● **WHAT IS REQUIRED**
Could you find every line in the records below that contains the word "аккаунты" and copy it?

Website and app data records
|---|

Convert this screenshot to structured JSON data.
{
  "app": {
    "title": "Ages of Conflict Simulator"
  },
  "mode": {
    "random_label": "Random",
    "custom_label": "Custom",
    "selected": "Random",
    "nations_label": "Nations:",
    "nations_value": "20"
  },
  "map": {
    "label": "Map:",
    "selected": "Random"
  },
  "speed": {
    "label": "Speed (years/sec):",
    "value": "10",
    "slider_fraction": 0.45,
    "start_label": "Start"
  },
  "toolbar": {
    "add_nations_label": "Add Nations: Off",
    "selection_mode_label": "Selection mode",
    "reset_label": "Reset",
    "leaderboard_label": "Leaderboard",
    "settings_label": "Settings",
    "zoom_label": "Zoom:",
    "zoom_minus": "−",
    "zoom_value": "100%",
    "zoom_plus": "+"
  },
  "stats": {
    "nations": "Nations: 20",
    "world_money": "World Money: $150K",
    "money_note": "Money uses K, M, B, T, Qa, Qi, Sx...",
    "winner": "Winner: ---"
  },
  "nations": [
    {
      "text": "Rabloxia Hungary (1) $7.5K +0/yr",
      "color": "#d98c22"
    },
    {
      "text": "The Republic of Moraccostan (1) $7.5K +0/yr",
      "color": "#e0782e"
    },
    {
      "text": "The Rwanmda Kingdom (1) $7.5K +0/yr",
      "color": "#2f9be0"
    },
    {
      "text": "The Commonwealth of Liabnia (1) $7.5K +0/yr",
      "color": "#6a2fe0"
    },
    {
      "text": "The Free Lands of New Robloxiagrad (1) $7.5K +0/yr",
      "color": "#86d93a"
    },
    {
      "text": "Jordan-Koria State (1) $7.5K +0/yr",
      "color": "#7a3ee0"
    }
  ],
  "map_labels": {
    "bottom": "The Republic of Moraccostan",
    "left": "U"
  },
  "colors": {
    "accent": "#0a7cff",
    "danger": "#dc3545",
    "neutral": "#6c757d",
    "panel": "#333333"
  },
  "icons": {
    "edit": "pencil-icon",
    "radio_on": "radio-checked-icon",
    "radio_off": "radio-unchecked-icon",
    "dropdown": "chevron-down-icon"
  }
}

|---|

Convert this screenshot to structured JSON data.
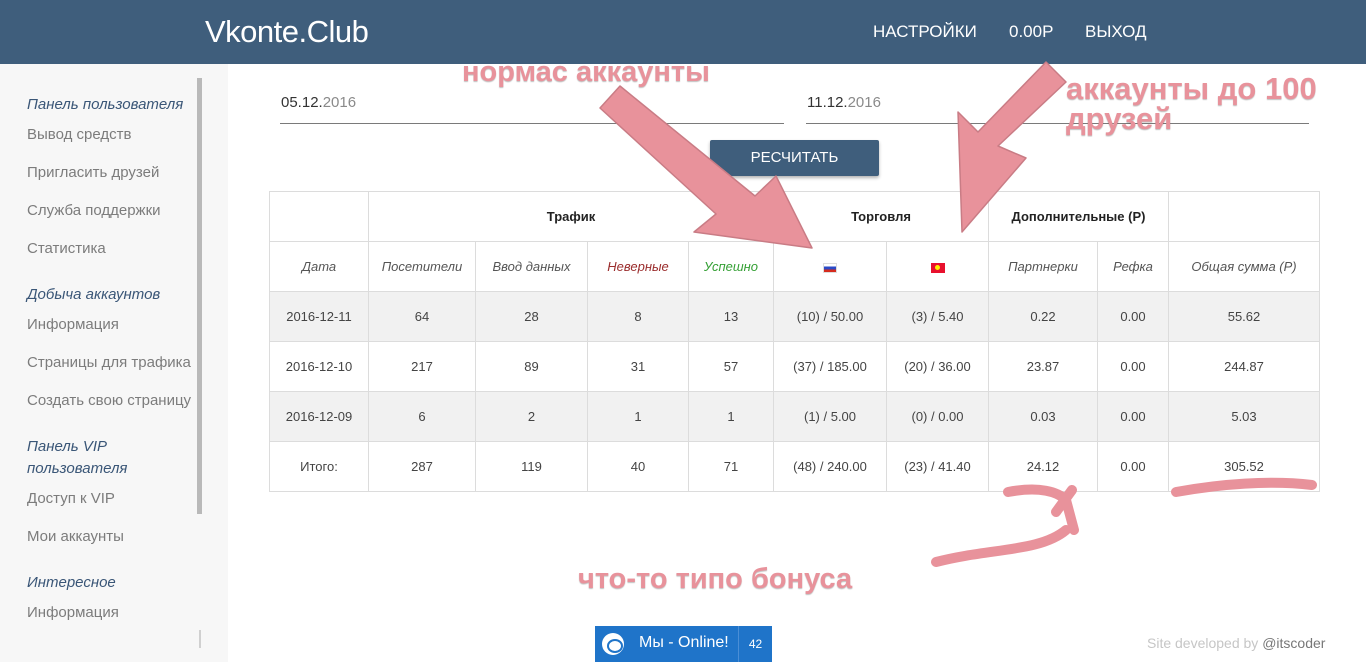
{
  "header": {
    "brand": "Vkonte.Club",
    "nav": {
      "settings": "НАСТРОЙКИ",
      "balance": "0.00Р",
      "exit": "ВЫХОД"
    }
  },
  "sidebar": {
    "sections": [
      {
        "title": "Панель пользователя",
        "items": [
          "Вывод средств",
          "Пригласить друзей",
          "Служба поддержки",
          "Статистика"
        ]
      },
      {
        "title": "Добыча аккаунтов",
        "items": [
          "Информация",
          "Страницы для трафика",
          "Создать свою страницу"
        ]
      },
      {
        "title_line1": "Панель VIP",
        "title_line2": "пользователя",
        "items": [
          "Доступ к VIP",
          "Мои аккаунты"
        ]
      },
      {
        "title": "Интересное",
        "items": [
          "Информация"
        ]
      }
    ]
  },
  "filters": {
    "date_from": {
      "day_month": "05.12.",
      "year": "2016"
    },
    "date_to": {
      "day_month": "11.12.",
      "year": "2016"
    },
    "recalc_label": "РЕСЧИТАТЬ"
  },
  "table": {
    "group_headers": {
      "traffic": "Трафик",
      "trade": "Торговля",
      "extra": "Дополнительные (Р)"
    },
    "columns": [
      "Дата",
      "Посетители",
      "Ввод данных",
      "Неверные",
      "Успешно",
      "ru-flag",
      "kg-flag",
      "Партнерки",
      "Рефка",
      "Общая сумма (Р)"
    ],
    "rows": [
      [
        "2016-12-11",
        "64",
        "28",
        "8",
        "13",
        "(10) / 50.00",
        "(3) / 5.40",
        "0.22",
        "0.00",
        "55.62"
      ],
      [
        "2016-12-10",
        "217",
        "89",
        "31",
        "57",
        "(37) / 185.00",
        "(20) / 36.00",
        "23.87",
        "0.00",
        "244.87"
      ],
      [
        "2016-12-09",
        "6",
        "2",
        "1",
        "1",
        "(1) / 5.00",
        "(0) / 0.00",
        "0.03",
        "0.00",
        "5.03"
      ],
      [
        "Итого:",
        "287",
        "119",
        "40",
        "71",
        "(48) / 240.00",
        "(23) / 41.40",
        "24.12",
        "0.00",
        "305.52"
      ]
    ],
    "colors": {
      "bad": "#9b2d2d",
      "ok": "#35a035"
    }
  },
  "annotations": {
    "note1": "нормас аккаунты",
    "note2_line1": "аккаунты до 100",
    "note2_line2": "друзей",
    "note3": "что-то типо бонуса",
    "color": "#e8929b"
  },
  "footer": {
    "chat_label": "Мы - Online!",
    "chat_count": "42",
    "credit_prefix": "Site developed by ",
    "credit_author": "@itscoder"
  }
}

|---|

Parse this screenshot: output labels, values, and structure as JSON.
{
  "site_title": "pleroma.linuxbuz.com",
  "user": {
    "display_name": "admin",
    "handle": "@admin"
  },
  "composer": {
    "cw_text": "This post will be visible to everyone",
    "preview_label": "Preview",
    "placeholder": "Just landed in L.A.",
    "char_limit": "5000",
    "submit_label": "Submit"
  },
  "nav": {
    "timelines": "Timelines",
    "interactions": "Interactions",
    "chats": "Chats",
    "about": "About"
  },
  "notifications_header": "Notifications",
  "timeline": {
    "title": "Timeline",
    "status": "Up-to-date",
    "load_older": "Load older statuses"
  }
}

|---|

● **EXPECTED ANSWER**
          "Мои аккаунты"
    "note1": "нормас аккаунты",
    "note2_line1": "аккаунты до 100",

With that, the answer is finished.